■ TASK DETAILS ■
Go through the data and say how many lines include the string "settings"; return only the figure.

(INFORMATION PROVIDED Opens)

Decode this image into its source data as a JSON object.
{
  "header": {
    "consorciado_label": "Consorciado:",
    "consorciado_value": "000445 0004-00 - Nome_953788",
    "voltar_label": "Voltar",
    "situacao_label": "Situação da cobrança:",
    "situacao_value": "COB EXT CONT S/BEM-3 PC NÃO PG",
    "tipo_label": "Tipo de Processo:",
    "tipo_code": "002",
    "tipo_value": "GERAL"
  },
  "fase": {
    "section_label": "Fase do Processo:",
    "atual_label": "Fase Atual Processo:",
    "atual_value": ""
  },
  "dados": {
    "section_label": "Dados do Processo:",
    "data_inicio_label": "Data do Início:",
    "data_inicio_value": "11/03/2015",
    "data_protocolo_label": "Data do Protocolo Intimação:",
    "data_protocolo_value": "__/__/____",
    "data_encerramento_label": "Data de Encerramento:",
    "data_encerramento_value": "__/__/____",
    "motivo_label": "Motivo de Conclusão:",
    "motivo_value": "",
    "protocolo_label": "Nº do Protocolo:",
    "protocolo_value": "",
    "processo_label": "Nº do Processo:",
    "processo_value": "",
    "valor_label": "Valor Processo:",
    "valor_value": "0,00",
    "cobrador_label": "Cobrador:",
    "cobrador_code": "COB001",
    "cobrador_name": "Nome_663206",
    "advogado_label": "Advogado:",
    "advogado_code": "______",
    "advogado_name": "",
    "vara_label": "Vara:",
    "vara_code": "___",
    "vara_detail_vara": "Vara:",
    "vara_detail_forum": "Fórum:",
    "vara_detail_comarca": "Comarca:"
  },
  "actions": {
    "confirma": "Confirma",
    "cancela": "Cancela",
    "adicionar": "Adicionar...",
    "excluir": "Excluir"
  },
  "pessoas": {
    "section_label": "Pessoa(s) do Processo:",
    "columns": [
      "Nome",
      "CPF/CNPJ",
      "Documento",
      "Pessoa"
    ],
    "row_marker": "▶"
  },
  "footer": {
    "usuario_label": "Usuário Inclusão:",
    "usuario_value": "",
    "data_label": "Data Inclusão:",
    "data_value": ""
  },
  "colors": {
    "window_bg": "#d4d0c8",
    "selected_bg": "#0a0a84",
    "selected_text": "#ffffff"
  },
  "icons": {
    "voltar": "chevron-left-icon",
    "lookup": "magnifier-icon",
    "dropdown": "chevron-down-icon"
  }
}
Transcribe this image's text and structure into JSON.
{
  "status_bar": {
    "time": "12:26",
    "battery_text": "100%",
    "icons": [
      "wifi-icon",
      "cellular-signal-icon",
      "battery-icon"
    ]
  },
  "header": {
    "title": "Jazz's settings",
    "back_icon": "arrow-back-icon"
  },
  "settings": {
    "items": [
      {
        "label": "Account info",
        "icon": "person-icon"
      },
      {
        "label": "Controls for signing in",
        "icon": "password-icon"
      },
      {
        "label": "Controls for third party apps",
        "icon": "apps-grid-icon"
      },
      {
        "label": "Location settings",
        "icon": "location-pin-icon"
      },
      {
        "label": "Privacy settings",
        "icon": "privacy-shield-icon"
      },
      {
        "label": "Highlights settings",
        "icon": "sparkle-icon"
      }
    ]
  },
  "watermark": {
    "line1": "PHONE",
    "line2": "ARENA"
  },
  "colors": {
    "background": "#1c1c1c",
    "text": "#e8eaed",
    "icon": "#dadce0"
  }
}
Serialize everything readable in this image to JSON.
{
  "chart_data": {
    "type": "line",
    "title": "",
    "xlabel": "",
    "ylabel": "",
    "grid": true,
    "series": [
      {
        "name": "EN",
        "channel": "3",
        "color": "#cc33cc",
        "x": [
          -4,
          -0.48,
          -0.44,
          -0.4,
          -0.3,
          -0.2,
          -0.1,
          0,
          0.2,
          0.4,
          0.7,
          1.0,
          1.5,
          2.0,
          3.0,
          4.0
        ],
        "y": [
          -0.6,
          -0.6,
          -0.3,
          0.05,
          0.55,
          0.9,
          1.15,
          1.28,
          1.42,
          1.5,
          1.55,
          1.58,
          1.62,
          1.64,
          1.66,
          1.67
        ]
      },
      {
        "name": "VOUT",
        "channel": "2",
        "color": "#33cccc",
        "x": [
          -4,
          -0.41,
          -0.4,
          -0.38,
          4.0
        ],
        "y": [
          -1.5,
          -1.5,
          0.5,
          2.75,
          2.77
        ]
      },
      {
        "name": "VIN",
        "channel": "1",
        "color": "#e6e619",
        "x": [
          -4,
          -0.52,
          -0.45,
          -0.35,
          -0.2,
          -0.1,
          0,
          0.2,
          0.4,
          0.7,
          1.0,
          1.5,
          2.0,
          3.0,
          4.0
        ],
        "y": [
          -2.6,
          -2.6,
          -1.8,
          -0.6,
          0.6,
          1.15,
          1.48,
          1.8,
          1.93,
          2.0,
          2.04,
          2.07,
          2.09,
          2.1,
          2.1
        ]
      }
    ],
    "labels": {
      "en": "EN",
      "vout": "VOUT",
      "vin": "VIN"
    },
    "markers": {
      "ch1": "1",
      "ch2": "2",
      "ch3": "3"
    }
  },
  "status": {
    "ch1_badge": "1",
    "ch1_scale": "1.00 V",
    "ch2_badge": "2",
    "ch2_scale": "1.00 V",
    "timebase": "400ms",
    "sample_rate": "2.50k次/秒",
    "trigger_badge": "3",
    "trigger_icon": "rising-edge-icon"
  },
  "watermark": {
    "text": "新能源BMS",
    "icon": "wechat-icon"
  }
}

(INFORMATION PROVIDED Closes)

■ EXERCISE RESULT ■
5